> _Component data from apps and pages_:
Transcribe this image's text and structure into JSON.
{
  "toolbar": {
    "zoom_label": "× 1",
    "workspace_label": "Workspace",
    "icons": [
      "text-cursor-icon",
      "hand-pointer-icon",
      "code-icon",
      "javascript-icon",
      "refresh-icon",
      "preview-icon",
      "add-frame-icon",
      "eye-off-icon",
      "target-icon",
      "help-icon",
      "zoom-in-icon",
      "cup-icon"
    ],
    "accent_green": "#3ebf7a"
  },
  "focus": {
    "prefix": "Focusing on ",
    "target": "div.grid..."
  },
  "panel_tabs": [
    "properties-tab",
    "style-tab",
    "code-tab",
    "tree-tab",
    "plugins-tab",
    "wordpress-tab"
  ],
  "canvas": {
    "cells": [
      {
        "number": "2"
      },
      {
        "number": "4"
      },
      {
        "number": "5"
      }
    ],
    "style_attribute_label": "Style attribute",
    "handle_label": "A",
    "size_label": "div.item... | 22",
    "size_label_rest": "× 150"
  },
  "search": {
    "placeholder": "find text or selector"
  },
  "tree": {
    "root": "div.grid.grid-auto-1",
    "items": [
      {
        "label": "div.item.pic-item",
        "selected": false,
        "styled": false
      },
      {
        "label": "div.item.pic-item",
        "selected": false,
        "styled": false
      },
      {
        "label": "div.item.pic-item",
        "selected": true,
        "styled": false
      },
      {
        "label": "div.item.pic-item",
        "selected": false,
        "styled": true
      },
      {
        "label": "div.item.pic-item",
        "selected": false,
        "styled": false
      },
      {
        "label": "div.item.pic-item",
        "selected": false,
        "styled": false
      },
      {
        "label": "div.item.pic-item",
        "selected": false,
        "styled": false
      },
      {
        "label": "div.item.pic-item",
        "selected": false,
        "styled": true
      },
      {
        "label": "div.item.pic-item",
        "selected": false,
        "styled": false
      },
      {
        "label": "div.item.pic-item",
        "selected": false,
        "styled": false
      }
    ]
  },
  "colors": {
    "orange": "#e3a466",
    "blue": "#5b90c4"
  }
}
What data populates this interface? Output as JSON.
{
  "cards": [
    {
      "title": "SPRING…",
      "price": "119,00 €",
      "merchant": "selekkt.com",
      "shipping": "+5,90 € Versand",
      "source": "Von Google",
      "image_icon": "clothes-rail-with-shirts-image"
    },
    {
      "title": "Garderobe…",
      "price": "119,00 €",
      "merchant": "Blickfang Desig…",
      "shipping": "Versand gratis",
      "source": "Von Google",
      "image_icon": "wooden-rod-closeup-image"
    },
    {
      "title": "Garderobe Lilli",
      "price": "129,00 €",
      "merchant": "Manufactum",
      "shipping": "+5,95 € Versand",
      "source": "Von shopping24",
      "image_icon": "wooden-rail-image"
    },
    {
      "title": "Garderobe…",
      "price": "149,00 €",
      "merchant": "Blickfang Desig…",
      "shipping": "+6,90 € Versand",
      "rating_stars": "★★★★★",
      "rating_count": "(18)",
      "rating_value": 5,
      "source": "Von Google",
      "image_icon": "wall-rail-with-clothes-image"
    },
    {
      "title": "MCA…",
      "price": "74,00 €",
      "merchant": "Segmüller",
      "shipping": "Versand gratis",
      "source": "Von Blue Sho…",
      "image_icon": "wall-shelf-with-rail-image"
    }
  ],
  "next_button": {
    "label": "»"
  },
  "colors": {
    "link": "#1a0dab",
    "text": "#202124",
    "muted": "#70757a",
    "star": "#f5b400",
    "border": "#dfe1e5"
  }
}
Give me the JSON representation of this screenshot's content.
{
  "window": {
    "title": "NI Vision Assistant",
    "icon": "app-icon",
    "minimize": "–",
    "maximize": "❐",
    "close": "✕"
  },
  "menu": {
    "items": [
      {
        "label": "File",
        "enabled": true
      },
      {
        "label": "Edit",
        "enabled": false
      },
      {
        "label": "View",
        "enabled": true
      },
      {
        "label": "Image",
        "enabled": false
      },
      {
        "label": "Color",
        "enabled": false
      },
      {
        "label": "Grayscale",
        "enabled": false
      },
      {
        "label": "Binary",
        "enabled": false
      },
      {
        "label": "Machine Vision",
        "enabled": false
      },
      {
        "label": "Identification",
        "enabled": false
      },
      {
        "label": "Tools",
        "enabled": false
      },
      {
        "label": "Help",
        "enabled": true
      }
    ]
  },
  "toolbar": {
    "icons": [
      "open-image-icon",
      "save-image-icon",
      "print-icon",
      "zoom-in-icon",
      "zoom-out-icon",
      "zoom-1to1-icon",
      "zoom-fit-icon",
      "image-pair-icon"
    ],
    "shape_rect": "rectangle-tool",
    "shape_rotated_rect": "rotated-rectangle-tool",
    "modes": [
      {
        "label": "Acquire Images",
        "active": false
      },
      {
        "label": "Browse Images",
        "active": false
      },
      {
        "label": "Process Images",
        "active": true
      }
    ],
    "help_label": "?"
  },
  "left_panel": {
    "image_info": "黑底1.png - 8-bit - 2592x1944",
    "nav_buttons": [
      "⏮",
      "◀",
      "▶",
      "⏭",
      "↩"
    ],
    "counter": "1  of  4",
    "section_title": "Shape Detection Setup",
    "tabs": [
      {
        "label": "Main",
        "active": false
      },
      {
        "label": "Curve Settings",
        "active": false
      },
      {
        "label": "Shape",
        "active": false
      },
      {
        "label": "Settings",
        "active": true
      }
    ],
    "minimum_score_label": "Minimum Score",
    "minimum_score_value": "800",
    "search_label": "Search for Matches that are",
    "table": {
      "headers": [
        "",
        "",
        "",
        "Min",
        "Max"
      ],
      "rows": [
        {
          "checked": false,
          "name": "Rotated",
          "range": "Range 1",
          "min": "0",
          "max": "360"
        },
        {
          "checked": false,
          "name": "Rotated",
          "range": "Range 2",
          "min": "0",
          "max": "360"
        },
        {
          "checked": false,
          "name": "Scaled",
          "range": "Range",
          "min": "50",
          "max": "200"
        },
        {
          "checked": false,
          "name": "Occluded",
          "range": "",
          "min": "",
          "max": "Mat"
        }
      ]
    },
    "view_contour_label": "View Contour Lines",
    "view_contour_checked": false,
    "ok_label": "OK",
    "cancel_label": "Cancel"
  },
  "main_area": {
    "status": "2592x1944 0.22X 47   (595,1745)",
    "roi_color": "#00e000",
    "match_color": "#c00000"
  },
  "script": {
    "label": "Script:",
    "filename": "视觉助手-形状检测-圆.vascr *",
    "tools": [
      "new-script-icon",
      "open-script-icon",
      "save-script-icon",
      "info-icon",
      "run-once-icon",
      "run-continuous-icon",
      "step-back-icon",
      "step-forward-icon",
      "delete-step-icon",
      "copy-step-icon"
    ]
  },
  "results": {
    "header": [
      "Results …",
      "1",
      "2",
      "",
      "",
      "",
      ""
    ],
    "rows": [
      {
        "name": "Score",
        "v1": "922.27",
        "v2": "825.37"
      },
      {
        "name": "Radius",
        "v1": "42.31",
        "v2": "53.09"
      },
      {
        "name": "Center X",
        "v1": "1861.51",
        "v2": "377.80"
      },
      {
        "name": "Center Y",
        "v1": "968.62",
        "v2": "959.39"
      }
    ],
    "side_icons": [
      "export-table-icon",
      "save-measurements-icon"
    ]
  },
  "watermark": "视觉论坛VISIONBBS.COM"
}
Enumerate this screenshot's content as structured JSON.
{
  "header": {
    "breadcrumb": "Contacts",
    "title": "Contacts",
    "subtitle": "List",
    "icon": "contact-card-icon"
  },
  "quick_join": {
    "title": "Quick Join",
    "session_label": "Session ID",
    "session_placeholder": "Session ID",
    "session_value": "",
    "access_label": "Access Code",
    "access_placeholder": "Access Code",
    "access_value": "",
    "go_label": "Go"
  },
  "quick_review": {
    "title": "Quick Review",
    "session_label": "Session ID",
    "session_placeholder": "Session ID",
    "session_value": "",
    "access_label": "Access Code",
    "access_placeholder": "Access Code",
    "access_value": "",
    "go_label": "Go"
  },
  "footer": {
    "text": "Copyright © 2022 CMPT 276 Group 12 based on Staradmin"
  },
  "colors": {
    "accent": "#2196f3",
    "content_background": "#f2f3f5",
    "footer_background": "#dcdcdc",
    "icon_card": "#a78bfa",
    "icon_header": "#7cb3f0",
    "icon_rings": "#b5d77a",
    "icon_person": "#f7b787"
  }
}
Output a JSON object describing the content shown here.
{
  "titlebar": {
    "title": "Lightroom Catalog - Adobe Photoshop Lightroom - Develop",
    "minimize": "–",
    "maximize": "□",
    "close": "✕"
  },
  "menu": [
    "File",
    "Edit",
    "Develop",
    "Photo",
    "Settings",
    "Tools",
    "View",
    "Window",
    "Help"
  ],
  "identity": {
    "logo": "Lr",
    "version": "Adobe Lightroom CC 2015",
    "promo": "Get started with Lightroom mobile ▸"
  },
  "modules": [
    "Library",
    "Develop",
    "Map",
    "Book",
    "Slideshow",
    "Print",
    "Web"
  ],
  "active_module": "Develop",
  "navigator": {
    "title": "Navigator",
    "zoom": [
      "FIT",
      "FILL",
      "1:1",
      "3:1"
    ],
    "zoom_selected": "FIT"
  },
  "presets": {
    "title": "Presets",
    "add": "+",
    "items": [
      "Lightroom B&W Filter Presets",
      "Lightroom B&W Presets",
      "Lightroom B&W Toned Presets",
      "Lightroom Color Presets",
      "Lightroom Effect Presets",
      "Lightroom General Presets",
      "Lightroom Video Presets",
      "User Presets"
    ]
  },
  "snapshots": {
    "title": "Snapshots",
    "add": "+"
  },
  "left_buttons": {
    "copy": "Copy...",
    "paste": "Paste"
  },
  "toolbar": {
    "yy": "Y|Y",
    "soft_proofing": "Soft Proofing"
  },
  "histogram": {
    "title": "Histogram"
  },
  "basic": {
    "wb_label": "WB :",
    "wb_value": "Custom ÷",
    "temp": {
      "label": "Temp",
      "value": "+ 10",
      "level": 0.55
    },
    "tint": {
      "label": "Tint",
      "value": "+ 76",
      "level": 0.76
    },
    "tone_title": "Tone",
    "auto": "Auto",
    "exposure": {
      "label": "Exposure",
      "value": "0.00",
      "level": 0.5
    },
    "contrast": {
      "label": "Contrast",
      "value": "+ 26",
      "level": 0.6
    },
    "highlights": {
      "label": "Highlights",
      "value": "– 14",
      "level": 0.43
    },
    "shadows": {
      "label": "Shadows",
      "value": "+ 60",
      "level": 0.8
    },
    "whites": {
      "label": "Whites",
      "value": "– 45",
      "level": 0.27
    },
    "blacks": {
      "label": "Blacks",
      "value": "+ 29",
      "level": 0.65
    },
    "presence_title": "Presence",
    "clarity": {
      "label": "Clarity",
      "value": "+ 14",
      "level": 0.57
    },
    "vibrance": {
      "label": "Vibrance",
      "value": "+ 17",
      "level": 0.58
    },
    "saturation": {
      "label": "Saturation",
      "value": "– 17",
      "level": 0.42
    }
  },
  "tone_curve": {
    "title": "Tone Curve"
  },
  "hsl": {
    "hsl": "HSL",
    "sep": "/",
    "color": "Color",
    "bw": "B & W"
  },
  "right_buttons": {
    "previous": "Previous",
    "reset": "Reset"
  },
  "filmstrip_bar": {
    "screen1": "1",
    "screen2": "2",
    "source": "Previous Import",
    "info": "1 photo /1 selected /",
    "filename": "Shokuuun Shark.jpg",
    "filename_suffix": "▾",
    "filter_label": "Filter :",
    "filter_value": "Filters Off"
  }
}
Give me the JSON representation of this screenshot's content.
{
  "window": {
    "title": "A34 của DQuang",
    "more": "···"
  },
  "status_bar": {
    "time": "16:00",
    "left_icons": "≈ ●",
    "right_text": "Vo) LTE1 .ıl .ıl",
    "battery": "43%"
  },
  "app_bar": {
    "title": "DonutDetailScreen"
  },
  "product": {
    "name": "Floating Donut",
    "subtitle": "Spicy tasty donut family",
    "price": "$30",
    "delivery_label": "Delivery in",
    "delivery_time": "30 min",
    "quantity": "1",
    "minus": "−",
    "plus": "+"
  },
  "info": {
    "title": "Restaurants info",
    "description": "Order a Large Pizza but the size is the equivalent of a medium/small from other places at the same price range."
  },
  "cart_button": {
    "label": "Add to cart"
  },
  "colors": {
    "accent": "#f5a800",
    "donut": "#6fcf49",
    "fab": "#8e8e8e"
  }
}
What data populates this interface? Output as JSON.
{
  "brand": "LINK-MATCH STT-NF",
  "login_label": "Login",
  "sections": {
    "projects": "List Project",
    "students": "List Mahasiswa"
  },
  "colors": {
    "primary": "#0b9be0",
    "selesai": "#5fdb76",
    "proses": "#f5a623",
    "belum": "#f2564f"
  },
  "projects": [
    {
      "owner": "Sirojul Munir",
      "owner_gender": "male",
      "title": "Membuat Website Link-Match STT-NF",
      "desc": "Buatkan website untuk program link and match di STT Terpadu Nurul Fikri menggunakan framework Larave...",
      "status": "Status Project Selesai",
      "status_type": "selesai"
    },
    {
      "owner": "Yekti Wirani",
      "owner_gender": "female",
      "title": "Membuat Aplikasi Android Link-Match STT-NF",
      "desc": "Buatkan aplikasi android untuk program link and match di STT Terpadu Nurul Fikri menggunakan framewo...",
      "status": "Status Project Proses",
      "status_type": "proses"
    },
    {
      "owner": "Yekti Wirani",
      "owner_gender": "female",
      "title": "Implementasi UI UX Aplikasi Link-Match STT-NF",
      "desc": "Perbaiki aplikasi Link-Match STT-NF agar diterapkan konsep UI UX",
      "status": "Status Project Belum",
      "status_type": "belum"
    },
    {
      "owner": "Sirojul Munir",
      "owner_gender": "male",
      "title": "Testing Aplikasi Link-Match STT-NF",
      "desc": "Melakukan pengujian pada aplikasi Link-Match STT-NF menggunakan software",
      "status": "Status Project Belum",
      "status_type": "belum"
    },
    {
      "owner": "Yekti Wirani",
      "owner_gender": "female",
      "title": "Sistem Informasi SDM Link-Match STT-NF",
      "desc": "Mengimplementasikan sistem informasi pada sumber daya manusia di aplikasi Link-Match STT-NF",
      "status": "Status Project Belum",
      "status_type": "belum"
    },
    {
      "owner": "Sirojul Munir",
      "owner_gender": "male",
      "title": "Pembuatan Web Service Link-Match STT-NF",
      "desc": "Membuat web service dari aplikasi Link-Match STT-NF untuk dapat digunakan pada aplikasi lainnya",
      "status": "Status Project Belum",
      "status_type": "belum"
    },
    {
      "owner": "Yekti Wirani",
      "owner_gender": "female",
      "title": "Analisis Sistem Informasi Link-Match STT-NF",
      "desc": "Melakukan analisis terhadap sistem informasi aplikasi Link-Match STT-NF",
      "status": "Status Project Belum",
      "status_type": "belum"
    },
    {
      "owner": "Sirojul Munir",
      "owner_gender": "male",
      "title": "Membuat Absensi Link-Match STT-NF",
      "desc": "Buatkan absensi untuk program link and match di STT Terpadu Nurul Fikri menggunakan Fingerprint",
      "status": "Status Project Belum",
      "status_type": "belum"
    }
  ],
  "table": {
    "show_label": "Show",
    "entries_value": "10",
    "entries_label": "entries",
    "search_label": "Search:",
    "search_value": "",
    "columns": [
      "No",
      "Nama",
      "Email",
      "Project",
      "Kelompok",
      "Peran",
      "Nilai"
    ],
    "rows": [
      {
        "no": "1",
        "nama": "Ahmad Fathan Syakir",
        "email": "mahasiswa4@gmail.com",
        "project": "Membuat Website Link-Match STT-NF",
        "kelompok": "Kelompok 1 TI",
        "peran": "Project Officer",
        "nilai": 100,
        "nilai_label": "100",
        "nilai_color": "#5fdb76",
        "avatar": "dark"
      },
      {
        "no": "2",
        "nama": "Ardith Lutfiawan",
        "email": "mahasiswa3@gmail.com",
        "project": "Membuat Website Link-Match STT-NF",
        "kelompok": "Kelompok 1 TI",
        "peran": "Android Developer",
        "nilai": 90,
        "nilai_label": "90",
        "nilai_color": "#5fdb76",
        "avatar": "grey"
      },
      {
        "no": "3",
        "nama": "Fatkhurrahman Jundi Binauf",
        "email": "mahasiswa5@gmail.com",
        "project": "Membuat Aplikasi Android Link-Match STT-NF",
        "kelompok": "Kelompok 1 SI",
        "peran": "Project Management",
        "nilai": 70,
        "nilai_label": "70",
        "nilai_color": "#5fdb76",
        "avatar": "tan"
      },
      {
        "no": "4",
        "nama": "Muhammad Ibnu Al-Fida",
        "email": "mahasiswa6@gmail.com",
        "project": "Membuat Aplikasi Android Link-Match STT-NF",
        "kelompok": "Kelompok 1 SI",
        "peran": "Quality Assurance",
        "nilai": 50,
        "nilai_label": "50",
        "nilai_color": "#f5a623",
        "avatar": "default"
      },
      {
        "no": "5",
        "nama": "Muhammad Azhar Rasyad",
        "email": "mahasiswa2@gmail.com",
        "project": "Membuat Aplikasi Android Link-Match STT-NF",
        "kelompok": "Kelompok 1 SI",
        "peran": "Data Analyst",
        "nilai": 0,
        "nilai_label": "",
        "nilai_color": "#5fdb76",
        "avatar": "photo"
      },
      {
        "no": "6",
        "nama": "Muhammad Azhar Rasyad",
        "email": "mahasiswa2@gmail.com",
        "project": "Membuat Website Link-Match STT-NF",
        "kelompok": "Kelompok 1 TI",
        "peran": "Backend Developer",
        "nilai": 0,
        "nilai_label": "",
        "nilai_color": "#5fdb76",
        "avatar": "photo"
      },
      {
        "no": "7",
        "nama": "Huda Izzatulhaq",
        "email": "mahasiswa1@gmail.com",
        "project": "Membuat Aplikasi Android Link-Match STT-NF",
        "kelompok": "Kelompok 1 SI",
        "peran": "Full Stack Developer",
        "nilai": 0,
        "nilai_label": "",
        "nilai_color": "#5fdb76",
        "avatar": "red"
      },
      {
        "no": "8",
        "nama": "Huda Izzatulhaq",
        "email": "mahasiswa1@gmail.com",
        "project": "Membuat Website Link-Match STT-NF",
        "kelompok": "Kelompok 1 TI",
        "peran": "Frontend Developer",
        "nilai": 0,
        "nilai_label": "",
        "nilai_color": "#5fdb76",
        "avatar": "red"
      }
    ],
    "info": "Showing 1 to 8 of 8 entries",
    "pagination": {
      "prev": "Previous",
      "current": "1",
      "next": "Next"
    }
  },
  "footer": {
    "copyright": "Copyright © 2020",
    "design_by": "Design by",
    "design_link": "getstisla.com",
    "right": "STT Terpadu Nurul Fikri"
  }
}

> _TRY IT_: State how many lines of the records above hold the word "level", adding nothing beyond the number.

> _RESULT OF THE TASK_: 11